### What to work on
From the first line to the last, write out the data below exactly.

Records drawn from a dataset
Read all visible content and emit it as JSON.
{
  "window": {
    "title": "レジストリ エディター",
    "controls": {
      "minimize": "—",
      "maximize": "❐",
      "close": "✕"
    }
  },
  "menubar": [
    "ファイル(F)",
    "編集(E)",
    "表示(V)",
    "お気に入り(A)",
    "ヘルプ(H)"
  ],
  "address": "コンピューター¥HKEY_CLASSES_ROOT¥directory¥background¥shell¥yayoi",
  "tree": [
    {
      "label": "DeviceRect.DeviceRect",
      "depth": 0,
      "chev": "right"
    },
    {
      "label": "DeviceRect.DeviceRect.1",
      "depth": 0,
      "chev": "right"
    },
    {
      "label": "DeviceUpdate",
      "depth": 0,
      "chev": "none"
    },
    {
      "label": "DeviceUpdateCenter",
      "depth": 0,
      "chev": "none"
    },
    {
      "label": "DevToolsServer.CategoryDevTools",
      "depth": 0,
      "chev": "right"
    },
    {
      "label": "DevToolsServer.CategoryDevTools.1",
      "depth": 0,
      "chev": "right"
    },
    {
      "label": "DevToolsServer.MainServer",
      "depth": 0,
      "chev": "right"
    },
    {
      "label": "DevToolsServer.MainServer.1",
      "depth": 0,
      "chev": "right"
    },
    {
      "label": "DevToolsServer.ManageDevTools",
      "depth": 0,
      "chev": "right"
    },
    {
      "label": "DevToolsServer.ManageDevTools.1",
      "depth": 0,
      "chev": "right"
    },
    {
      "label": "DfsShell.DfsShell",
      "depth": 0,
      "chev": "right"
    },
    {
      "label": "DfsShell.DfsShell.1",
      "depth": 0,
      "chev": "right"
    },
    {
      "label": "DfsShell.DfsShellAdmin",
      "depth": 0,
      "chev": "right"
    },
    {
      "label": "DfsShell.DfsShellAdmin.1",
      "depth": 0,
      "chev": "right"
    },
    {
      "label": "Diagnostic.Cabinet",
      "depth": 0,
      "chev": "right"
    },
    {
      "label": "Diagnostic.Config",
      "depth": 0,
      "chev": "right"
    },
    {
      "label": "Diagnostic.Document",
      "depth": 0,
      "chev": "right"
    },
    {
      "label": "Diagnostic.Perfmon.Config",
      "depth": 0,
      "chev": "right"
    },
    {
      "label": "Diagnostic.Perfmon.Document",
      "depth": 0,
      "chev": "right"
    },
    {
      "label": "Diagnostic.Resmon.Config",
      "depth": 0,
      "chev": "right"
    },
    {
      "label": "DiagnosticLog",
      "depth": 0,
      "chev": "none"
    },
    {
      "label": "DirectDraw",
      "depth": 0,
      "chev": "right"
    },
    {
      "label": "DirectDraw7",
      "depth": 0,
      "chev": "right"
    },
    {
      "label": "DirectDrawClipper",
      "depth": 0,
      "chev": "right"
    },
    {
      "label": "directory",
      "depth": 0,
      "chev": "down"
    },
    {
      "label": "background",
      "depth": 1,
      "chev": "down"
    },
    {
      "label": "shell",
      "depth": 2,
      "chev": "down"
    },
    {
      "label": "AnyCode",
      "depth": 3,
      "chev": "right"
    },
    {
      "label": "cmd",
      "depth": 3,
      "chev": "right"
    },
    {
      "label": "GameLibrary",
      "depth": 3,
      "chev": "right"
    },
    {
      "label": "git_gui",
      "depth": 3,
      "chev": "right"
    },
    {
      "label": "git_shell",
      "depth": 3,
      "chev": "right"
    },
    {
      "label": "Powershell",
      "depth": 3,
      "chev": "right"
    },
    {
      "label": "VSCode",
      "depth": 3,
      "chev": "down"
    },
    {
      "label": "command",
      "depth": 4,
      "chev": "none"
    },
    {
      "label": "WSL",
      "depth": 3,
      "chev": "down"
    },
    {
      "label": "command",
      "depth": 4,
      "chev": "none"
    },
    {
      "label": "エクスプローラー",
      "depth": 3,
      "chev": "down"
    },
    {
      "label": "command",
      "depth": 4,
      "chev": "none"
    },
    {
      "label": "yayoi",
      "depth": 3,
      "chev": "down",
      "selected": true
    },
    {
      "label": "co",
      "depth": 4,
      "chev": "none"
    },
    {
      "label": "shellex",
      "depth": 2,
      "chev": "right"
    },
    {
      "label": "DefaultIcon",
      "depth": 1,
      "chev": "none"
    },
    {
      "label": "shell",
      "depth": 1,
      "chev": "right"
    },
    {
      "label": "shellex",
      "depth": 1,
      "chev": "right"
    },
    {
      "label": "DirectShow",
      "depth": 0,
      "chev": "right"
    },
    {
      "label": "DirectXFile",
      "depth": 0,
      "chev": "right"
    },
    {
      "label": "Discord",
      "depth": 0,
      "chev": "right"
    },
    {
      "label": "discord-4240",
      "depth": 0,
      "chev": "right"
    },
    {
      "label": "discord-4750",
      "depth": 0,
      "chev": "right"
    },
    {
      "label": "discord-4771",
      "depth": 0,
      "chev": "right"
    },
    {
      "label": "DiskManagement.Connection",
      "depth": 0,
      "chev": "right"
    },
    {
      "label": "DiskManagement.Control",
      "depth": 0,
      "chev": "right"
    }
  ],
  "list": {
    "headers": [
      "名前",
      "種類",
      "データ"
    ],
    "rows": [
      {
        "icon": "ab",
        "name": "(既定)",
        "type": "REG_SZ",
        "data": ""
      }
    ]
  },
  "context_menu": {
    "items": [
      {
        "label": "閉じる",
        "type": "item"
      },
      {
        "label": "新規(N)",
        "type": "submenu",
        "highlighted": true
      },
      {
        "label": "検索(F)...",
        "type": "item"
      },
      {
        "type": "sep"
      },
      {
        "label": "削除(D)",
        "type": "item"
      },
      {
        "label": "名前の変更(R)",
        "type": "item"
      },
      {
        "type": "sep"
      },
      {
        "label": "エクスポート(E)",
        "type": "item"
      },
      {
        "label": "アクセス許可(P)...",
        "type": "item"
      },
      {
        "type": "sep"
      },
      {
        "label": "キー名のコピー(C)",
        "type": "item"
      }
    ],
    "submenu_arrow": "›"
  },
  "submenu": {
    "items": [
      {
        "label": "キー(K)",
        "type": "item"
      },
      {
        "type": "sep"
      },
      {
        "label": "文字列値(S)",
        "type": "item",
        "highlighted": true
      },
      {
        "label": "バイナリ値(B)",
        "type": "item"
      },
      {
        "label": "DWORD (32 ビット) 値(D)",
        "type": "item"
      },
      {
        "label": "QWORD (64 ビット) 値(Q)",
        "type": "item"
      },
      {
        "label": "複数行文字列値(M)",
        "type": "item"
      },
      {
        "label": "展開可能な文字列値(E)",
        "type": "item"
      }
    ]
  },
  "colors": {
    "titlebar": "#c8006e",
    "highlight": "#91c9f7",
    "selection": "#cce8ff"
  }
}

### Your response
Read all visible content and emit it as JSON.
{
  "window": {
    "title": "レジストリ エディター",
    "controls": {
      "minimize": "—",
      "maximize": "❐",
      "close": "✕"
    }
  },
  "menubar": [
    "ファイル(F)",
    "編集(E)",
    "表示(V)",
    "お気に入り(A)",
    "ヘルプ(H)"
  ],
  "address": "コンピューター¥HKEY_CLASSES_ROOT¥directory¥background¥shell¥yayoi",
  "tree": [
    {
      "label": "DeviceRect.DeviceRect",
      "depth": 0,
      "chev": "right"
    },
    {
      "label": "DeviceRect.DeviceRect.1",
      "depth": 0,
      "chev": "right"
    },
    {
      "label": "DeviceUpdate",
      "depth": 0,
      "chev": "none"
    },
    {
      "label": "DeviceUpdateCenter",
      "depth": 0,
      "chev": "none"
    },
    {
      "label": "DevToolsServer.CategoryDevTools",
      "depth": 0,
      "chev": "right"
    },
    {
      "label": "DevToolsServer.CategoryDevTools.1",
      "depth": 0,
      "chev": "right"
    },
    {
      "label": "DevToolsServer.MainServer",
      "depth": 0,
      "chev": "right"
    },
    {
      "label": "DevToolsServer.MainServer.1",
      "depth": 0,
      "chev": "right"
    },
    {
      "label": "DevToolsServer.ManageDevTools",
      "depth": 0,
      "chev": "right"
    },
    {
      "label": "DevToolsServer.ManageDevTools.1",
      "depth": 0,
      "chev": "right"
    },
    {
      "label": "DfsShell.DfsShell",
      "depth": 0,
      "chev": "right"
    },
    {
      "label": "DfsShell.DfsShell.1",
      "depth": 0,
      "chev": "right"
    },
    {
      "label": "DfsShell.DfsShellAdmin",
      "depth": 0,
      "chev": "right"
    },
    {
      "label": "DfsShell.DfsShellAdmin.1",
      "depth": 0,
      "chev": "right"
    },
    {
      "label": "Diagnostic.Cabinet",
      "depth": 0,
      "chev": "right"
    },
    {
      "label": "Diagnostic.Config",
      "depth": 0,
      "chev": "right"
    },
    {
      "label": "Diagnostic.Document",
      "depth": 0,
      "chev": "right"
    },
    {
      "label": "Diagnostic.Perfmon.Config",
      "depth": 0,
      "chev": "right"
    },
    {
      "label": "Diagnostic.Perfmon.Document",
      "depth": 0,
      "chev": "right"
    },
    {
      "label": "Diagnostic.Resmon.Config",
      "depth": 0,
      "chev": "right"
    },
    {
      "label": "DiagnosticLog",
      "depth": 0,
      "chev": "none"
    },
    {
      "label": "DirectDraw",
      "depth": 0,
      "chev": "right"
    },
    {
      "label": "DirectDraw7",
      "depth": 0,
      "chev": "right"
    },
    {
      "label": "DirectDrawClipper",
      "depth": 0,
      "chev": "right"
    },
    {
      "label": "directory",
      "depth": 0,
      "chev": "down"
    },
    {
      "label": "background",
      "depth": 1,
      "chev": "down"
    },
    {
      "label": "shell",
      "depth": 2,
      "chev": "down"
    },
    {
      "label": "AnyCode",
      "depth": 3,
      "chev": "right"
    },
    {
      "label": "cmd",
      "depth": 3,
      "chev": "right"
    },
    {
      "label": "GameLibrary",
      "depth": 3,
      "chev": "right"
    },
    {
      "label": "git_gui",
      "depth": 3,
      "chev": "right"
    },
    {
      "label": "git_shell",
      "depth": 3,
      "chev": "right"
    },
    {
      "label": "Powershell",
      "depth": 3,
      "chev": "right"
    },
    {
      "label": "VSCode",
      "depth": 3,
      "chev": "down"
    },
    {
      "label": "command",
      "depth": 4,
      "chev": "none"
    },
    {
      "label": "WSL",
      "depth": 3,
      "chev": "down"
    },
    {
      "label": "command",
      "depth": 4,
      "chev": "none"
    },
    {
      "label": "エクスプローラー",
      "depth": 3,
      "chev": "down"
    },
    {
      "label": "command",
      "depth": 4,
      "chev": "none"
    },
    {
      "label": "yayoi",
      "depth": 3,
      "chev": "down",
      "selected": true
    },
    {
      "label": "co",
      "depth": 4,
      "chev": "none"
    },
    {
      "label": "shellex",
      "depth": 2,
      "chev": "right"
    },
    {
      "label": "DefaultIcon",
      "depth": 1,
      "chev": "none"
    },
    {
      "label": "shell",
      "depth": 1,
      "chev": "right"
    },
    {
      "label": "shellex",
      "depth": 1,
      "chev": "right"
    },
    {
      "label": "DirectShow",
      "depth": 0,
      "chev": "right"
    },
    {
      "label": "DirectXFile",
      "depth": 0,
      "chev": "right"
    },
    {
      "label": "Discord",
      "depth": 0,
      "chev": "right"
    },
    {
      "label": "discord-4240",
      "depth": 0,
      "chev": "right"
    },
    {
      "label": "discord-4750",
      "depth": 0,
      "chev": "right"
    },
    {
      "label": "discord-4771",
      "depth": 0,
      "chev": "right"
    },
    {
      "label": "DiskManagement.Connection",
      "depth": 0,
      "chev": "right"
    },
    {
      "label": "DiskManagement.Control",
      "depth": 0,
      "chev": "right"
    }
  ],
  "list": {
    "headers": [
      "名前",
      "種類",
      "データ"
    ],
    "rows": [
      {
        "icon": "ab",
        "name": "(既定)",
        "type": "REG_SZ",
        "data": ""
      }
    ]
  },
  "context_menu": {
    "items": [
      {
        "label": "閉じる",
        "type": "item"
      },
      {
        "label": "新規(N)",
        "type": "submenu",
        "highlighted": true
      },
      {
        "label": "検索(F)...",
        "type": "item"
      },
      {
        "type": "sep"
      },
      {
        "label": "削除(D)",
        "type": "item"
      },
      {
        "label": "名前の変更(R)",
        "type": "item"
      },
      {
        "type": "sep"
      },
      {
        "label": "エクスポート(E)",
        "type": "item"
      },
      {
        "label": "アクセス許可(P)...",
        "type": "item"
      },
      {
        "type": "sep"
      },
      {
        "label": "キー名のコピー(C)",
        "type": "item"
      }
    ],
    "submenu_arrow": "›"
  },
  "submenu": {
    "items": [
      {
        "label": "キー(K)",
        "type": "item"
      },
      {
        "type": "sep"
      },
      {
        "label": "文字列値(S)",
        "type": "item",
        "highlighted": true
      },
      {
        "label": "バイナリ値(B)",
        "type": "item"
      },
      {
        "label": "DWORD (32 ビット) 値(D)",
        "type": "item"
      },
      {
        "label": "QWORD (64 ビット) 値(Q)",
        "type": "item"
      },
      {
        "label": "複数行文字列値(M)",
        "type": "item"
      },
      {
        "label": "展開可能な文字列値(E)",
        "type": "item"
      }
    ]
  },
  "colors": {
    "titlebar": "#c8006e",
    "highlight": "#91c9f7",
    "selection": "#cce8ff"
  }
}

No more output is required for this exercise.